DoveBid (then called Dove Brothers) was an $8M company with a rich 63-year history as a bricks-and-mortar auctioneer of business assets. Senior management saw the proverbial handwriting on the wall when eBay became a driving force in consumer auctions almost overnight and a number of online-only business asset trading communities started to spring up around it. DoveBid was determined not to get “left behind,” so it embraced the Internet and turned to Sterling to leverage the company’s domain expertise as a true differentiator in what was quickly becoming a clicks-and-mortar world.
Strategies and Tactics
Sterling employed all of the elements of its Inside PR approach (vision, message, validation, attention, and measurement) to generate visibility for the new DoveBid with the media and analyst communities – and through them with Fortune 1000 customers looking to auction off business assets anywhere in the world, and potential participants in the company’s online auctions.
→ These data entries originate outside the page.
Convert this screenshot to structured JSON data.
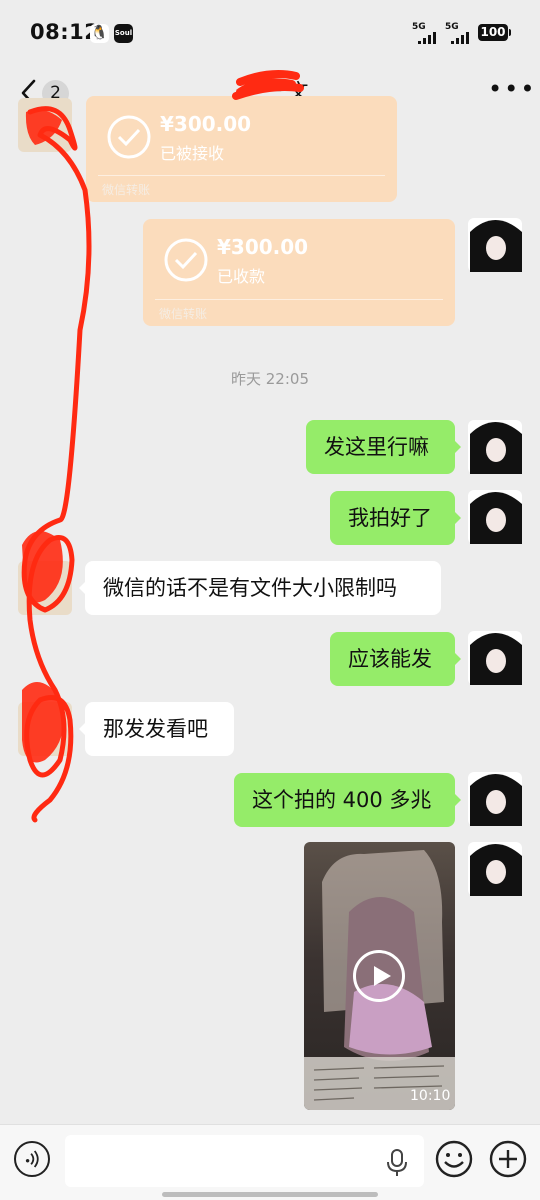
{
  "status_bar": {
    "time": "08:12",
    "network_1": "5G",
    "network_2": "5G",
    "battery": "100",
    "apps": [
      "qq-icon",
      "soul-icon"
    ]
  },
  "nav": {
    "back_count": "2",
    "title": "一 一 文",
    "more": "•••"
  },
  "messages": {
    "transfer_1": {
      "amount": "¥300.00",
      "status": "已被接收",
      "label": "微信转账"
    },
    "transfer_2": {
      "amount": "¥300.00",
      "status": "已收款",
      "label": "微信转账"
    },
    "timestamp": "昨天 22:05",
    "m1": "发这里行嘛",
    "m2": "我拍好了",
    "m3": "微信的话不是有文件大小限制吗",
    "m4": "应该能发",
    "m5": "那发发看吧",
    "m6": "这个拍的 400 多兆",
    "video": {
      "duration": "10:10"
    }
  },
  "colors": {
    "chat_bg": "#ededed",
    "my_bubble": "#95ec69",
    "other_bubble": "#ffffff",
    "transfer_card": "#fbdcbc",
    "redaction": "#ff2a12"
  }
}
The first step was to work with CEO Ross Dove on the vision for DoveBid going forward, and to create positioning messages that would distance DoveBid from its new online-only competitors as well as its traditional bricks-and-mortar competitors. To signal that the company had entered a new phase in its corporate life, Sterling recommended a name change that would link to the past, yet have a fresh, new feel. Dove Brothers became DoveBid. To put in place the validation necessary for the aggressive media outreach program that was to follow, Sterling took DoveBid on the road for a corporate tour designed to introduce the company’s top-tier industry analysts and also worked with key corporate customers behind the scenes to identify the evangelists among them. Sterling also cultivated the newly hired CTO as a spokesperson on technical issues and leveraged the high-tech pedigree of the company’s new president to bring the “clicks” part into relief.
DoveBid garnered much positive trade and business press attention for its new corporate strategy, culminating in a profile of DoveBid’s CEO in The Economist and his appearance on the cover of Forbes magazine, as well as features in over 40 other media outlets. Once the pump was primed, Sterling ensured a continuous stream of positive coverage by carefully timing news about high-profile auctions, acquisitions, prestigious board appointments, etc. The company’s business grew from $8M to $100M in revenue in roughly 24 months, with a substantial portion of that increase resulting from the addition of online participation in DoveBid’s auctions. DoveBid successfully made the transition from old-world company to clicks-and-mortar market leader, both in the real world and in the world of perception.